CEO Brian Armstrong told Coinbase staff in an email that the company would offer a severance package for anyone “who doesn’t feel comfortable in this direction.” The pay package is for four to six months, depending on how long the employee was in the company.
Armstrong said in the email, “Life is too short to work for a company you’re not excited about.” “Hopefully, this package helps create a win-win outcome for those who choose to opt out.”
The message came after Armstrong published a blog post explaining the company’s lack of engagement on social and political issues.

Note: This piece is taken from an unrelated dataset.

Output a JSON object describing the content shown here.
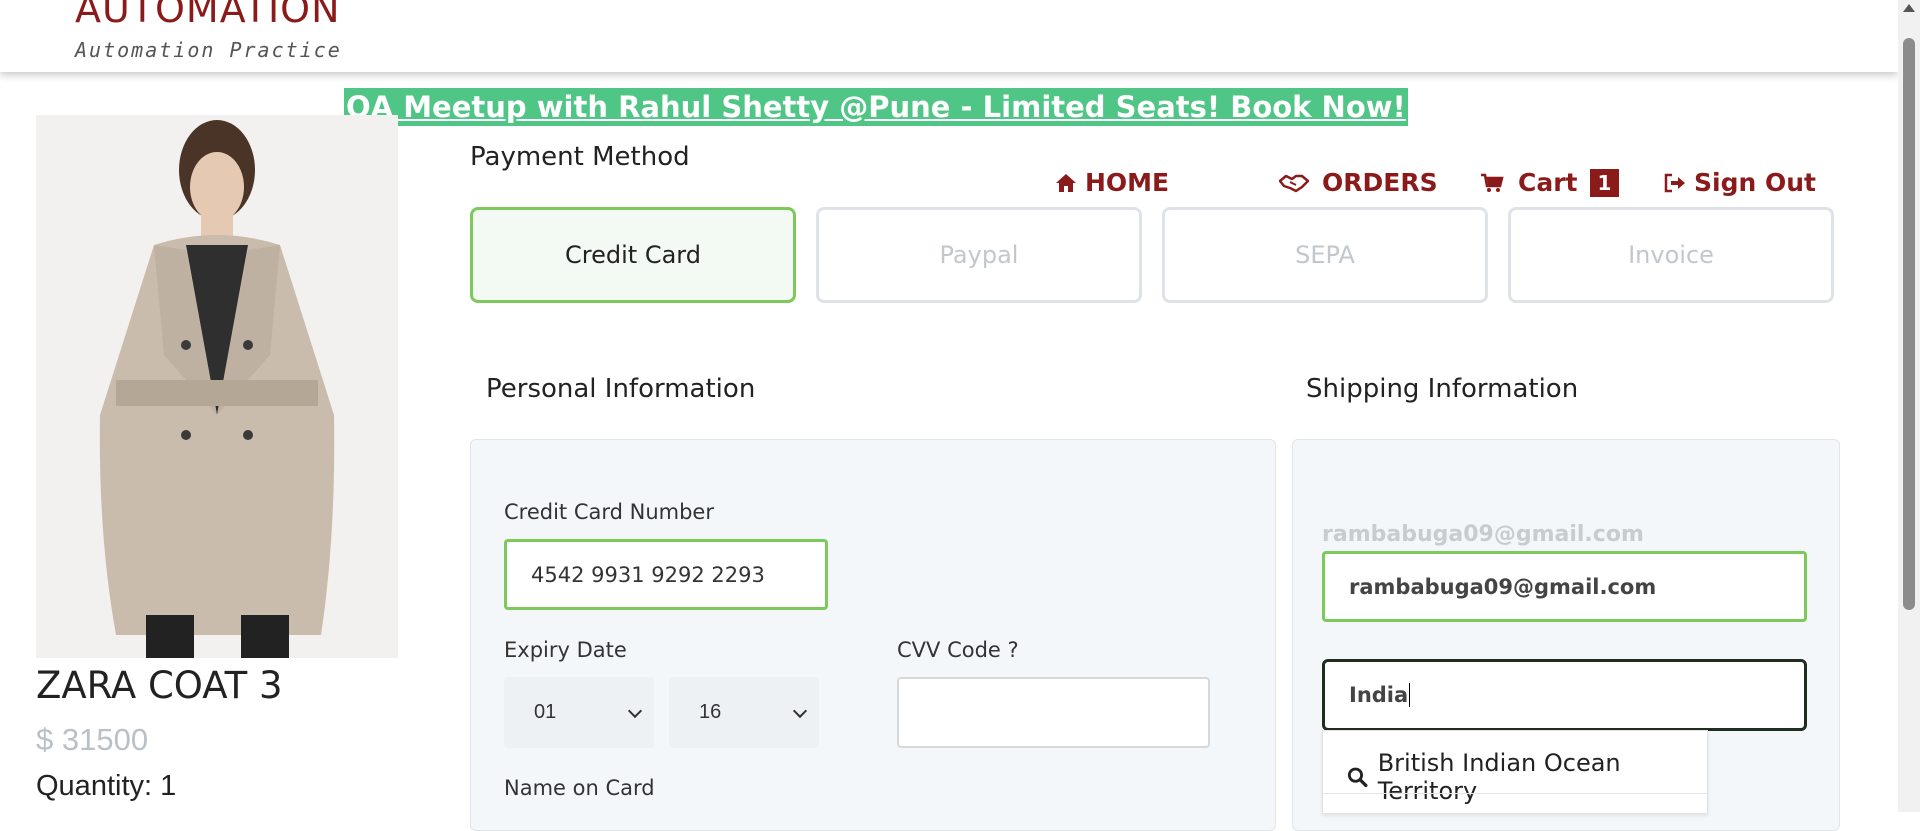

In particular, Armstrong stated that the company “will not debate reasons or political candidates internally,” and it will not engage when “unrelated to our core mission, because we believe that the effects are only of focus.” comes along.” The cryptocurrency company is “laser-focused” on the use of digital currencies, and on profits, Armstrong said.
The co-founder pointed to an “internal conflict” in Silicon Valley veterans like Google and Facebook that “engage in a wide variety of social activism, even unrelated to those that the company does.”
“While I think these efforts are well-intentioned, they both have the potential to destroy the value of most companies by distracting and creating internal divisions,” said Armstrong. “I believe that most employees do not want to work in these divisive environments.”
The approach differs from many Silicon Valley companies that have embraced social justice this year due to widespread opposition to racial injustice.
For example, this week Google announced a $ 310 million program to broaden diversity and include the company as part of a lawsuit settlement that alleges the company has taken serious complaints of sexual harassment and discrimination Not Taken. Meanwhile, Mark Zuckerberg of Facebook recently tightened restrictions on discussing internal and political issues on the company’s internal message boards, but stopped discouraging or banning them altogether.
Armstrong himself was vocal in the wake of George Floyd’s death, and tweeted his support for the Black Lives Matter movement.
“I have decided to speak up. It is a shame that even in this day and age one needs to say, but racism, police brutality and disproportionate justice are disproportionately wrong, and we need all to eliminate them from society need work.” He said in a series of tweets.
Coinbase’s new policy immediately sparked debate on Twitter. Some, such as investor Paul Graham, praised the situation and predicted “the most successful companies will follow Coinbase’s lead.”
Others suggested that it would drive away technical talent and customers.
The San Francisco-based company is the largest US cryptocurrency trading platform. According to Pitchbook, it has raised more than $ 500 million in private funding from Andreessen Horowitz, Union Square Ventures and Tiger Global, at a valuation of $ 8 billion.